The task
Copy, from the material below, each line where "active" shows up.

=== Begin Enclosure ===

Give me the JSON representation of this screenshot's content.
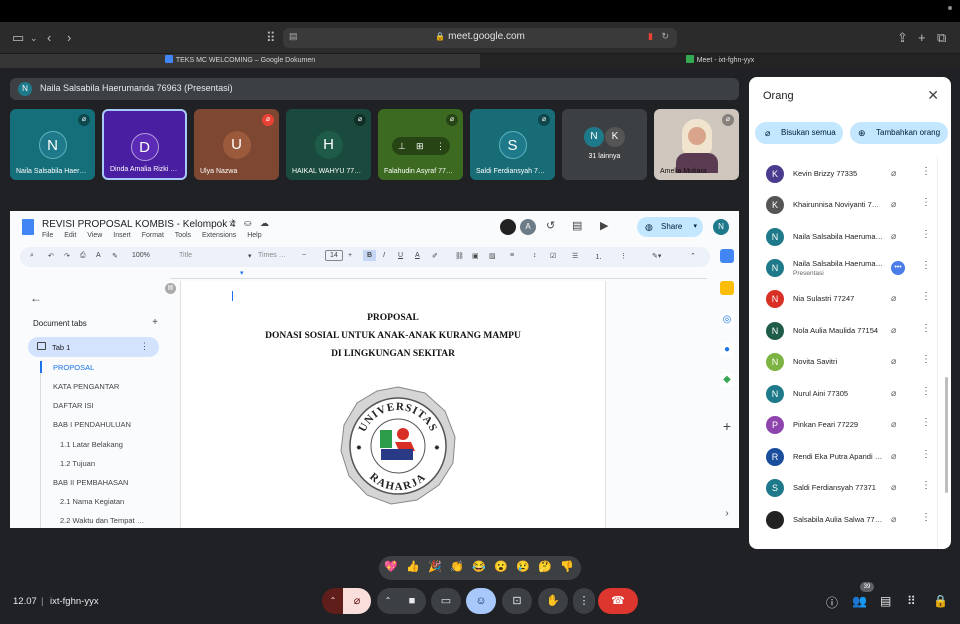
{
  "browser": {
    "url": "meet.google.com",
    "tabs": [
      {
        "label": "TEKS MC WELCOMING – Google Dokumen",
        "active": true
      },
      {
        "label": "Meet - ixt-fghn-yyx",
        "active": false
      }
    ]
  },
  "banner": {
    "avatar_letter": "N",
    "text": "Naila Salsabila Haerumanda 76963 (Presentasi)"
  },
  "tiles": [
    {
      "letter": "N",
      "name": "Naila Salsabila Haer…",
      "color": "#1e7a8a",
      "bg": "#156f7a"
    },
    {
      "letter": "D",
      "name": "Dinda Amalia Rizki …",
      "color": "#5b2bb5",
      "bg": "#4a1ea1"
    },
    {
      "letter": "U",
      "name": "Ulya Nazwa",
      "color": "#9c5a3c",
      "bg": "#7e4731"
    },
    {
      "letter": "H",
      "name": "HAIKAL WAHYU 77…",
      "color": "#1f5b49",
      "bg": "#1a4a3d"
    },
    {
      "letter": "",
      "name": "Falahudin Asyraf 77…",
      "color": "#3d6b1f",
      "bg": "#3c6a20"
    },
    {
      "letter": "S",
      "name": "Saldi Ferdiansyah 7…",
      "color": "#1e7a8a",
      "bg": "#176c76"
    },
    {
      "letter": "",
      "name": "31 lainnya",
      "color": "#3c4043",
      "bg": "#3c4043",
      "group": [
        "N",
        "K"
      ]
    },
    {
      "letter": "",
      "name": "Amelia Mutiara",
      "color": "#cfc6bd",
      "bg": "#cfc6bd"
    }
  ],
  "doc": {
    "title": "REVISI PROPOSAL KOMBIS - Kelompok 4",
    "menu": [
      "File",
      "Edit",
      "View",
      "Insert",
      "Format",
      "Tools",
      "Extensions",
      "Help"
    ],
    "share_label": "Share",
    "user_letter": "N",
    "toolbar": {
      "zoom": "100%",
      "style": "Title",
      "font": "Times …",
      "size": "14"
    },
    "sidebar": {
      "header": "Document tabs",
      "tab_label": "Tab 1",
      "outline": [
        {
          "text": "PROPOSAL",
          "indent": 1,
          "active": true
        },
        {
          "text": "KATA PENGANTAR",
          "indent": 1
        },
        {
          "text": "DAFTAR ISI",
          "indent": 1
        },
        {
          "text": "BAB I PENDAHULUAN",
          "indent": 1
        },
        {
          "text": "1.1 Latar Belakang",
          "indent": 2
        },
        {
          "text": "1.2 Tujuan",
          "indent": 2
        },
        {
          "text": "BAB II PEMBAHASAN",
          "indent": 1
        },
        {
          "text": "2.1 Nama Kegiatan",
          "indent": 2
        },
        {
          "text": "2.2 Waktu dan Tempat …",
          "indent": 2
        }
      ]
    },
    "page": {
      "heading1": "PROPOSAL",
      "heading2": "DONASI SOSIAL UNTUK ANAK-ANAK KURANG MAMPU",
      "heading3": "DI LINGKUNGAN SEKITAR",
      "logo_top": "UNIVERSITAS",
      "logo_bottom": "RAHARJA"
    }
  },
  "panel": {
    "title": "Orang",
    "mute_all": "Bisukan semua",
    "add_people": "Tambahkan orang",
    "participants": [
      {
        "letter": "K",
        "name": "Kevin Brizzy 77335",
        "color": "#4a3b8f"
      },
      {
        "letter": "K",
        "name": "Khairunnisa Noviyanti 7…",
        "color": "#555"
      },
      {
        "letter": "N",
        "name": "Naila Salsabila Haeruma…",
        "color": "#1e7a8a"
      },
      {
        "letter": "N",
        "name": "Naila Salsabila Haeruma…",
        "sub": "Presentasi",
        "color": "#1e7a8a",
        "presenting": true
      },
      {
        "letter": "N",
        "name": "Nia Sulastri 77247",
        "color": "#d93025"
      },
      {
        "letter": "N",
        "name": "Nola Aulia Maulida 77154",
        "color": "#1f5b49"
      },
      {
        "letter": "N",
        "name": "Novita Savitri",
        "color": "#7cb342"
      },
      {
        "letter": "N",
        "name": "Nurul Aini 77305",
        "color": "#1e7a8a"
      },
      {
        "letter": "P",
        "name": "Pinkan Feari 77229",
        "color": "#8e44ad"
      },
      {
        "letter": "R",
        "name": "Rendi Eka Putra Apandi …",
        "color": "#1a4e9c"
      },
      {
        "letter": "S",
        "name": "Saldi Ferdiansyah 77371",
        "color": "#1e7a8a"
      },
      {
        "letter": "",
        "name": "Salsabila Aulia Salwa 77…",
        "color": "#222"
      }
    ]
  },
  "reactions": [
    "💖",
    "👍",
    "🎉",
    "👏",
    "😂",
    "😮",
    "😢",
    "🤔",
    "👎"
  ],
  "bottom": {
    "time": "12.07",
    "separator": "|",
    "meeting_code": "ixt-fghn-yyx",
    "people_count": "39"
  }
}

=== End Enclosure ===
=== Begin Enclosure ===

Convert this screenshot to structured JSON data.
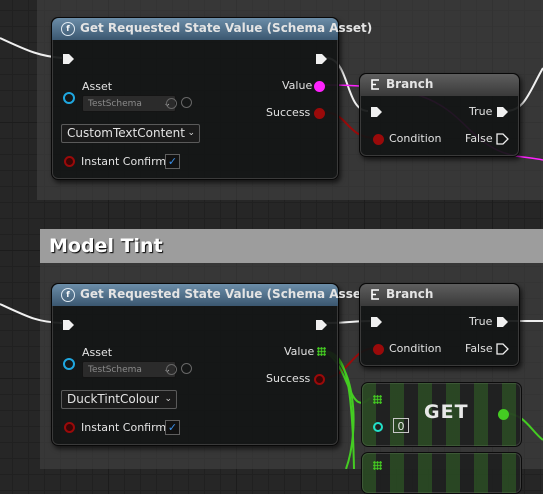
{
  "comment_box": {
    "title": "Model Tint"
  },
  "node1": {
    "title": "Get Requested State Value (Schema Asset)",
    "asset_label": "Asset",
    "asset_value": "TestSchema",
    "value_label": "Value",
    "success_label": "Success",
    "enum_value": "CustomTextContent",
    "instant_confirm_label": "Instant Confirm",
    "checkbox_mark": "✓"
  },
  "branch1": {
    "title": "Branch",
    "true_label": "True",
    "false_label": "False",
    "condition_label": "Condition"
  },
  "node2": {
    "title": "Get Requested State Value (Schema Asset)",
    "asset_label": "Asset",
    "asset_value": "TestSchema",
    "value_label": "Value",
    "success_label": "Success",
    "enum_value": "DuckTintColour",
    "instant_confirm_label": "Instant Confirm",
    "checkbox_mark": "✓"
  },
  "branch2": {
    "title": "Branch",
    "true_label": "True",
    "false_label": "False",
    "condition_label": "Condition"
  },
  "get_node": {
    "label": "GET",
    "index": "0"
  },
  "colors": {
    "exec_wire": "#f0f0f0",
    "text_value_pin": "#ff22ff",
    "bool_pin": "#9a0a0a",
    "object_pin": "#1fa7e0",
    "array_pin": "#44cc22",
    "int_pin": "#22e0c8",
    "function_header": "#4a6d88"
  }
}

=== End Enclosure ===

Written response
        "active": true
        "active": false
          "active": true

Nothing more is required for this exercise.